We’re extremely excited about our official closing night (note, not the last event!) which is due to take place next Wednesday (24 February) at 19:00 in Temple Hall, York St John University. This will be a Question Time-style panel discussion exploring the negotiation of the intersections of and interactions between faith and LGBT communities.
We’re positively delighted to have panellists from local Buddhist, Christian, Humanist, Jewish, Muslim and Sikh communities, though we recognise and fully acknowledge that no faith is a singular, uncontested belief system. As such, our panellists will speak as individuals representing a broad spectrum of faiths and ideologies rather than spokespeople for Buddhism, Christianity, Humanism, Judaism, Islam and Sikhism!
Some questions we might ask include (let us know if you have any more):
- Prejudice and discrimination
- Why do gender identity and particularly sexual orientation take up so much thinking and speaking space within faiths and ideologies? Do faith groups/ideologies have the right priorities?
- Christianity, Islam and Judaism are all monotheistic Abrahamic religions – is there a shared root that leads to prejudices around sexual orientation (and gender identity?)? Is it a case of focusing on specific parts of sacred texts (whilst ignoring others) to justify prejudice and discrimination?
- Does social acceptance have to precede the breaking down of legal barriers to equality (such as same-sex weddings in religious establishments, gay clergy and so on)?
- To what extent is it the responsibility of central religious bodies such as the papacy/Vatican and the Archbishop of Canterbury to acknowledge their institutions’ roles in spreading anti-LGBT (particularly anti-sodomy) laws across the globe via colonialism? Is it appropriate for the UK and such bodies to lobby post-colonial societies to undo the damage caused?
- Working together; support; allies
- How can we work together effectively and deconstruct the view held by many members of the LGBT community that religious bodies are the enemy, and perhaps the inner prejudices this view might embody?
- At grassroots level there is clear evidence of acceptance within worshipping communities – there are allies within every spiritual ideology. However they often feel unable to speak in support for fear of reputational damage (either to themselves or to their affiliations). How can we move forward from this, and how can we begin the process of changing doctrine?
- To what extent is the value attached to the concept of “tradition” useful or obstructive in reconciling faith and LGBT communities?
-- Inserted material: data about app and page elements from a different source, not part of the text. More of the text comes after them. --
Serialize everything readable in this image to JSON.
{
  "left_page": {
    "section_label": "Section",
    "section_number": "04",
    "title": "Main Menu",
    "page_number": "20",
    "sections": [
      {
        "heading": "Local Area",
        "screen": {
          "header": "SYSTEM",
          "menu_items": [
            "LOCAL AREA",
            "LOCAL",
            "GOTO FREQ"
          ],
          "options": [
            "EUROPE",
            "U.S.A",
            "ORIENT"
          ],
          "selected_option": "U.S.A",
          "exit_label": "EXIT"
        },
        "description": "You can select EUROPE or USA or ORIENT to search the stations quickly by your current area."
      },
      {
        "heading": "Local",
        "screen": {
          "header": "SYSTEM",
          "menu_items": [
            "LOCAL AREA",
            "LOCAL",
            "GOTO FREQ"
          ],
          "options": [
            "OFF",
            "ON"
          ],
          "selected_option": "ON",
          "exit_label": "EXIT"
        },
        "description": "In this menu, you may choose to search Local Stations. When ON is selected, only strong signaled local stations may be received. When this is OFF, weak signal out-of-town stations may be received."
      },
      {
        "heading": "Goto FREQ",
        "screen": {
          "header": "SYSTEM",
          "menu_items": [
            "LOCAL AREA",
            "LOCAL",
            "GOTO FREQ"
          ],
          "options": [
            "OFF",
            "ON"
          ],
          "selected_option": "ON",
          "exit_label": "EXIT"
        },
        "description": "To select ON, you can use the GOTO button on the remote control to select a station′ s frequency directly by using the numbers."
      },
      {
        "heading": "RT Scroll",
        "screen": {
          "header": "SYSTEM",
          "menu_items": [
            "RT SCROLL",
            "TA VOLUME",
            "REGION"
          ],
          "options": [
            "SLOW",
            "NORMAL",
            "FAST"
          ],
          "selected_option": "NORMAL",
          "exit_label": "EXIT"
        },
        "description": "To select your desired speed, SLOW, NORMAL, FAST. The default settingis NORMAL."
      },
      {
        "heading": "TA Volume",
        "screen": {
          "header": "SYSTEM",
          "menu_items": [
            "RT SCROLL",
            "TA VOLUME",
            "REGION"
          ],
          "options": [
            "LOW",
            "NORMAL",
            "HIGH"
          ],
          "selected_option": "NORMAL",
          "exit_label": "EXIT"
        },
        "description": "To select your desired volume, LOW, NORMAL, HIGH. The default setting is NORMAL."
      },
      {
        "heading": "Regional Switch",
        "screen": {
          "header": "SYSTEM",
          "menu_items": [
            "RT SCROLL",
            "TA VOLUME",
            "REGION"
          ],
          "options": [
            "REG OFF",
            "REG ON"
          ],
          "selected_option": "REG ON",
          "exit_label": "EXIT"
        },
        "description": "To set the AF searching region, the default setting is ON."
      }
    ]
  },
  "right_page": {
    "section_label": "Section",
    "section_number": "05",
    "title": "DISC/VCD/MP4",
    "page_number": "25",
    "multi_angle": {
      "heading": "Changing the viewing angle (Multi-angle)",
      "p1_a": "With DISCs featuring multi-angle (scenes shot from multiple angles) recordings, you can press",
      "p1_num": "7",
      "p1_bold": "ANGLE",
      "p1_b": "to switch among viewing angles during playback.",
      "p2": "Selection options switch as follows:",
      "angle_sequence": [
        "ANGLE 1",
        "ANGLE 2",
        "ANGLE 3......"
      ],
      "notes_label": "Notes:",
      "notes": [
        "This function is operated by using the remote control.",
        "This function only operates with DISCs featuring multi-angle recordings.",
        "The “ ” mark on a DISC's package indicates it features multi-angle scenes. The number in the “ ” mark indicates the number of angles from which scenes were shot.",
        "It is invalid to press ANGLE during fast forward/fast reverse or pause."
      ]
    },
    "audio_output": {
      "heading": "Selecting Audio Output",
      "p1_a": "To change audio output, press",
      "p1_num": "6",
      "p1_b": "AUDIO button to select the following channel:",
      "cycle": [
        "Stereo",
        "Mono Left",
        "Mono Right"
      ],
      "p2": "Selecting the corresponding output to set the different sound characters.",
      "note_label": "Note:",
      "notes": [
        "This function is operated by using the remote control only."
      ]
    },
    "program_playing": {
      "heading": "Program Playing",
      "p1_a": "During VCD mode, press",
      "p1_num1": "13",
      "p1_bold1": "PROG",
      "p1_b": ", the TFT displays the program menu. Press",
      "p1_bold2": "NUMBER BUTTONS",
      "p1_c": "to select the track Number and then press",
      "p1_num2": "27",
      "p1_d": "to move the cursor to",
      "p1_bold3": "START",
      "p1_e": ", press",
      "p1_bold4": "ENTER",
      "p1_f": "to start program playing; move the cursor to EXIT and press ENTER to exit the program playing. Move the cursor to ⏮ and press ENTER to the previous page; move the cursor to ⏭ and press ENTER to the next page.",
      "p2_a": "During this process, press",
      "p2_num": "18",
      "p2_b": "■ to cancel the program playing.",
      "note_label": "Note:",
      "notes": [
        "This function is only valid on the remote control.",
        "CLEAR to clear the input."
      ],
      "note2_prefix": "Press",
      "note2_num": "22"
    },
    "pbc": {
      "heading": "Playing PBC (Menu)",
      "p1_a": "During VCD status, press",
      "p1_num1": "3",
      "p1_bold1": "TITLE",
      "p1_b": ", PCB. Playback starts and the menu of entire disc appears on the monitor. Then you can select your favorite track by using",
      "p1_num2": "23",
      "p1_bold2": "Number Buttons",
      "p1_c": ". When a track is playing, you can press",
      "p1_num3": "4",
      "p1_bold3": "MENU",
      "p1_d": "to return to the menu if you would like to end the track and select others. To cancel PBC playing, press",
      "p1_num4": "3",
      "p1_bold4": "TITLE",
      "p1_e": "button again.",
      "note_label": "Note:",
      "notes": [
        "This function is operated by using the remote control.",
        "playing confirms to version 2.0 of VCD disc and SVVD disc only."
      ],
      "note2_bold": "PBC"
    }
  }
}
- Faith is often based on a notion of hope – are you hopeful that we will find a way forward that is reconciliatory and about respect for the person and acknowledges that LGBT people are welcomed, celebrated and not just, at best, accommodated?
This is not one to be missed!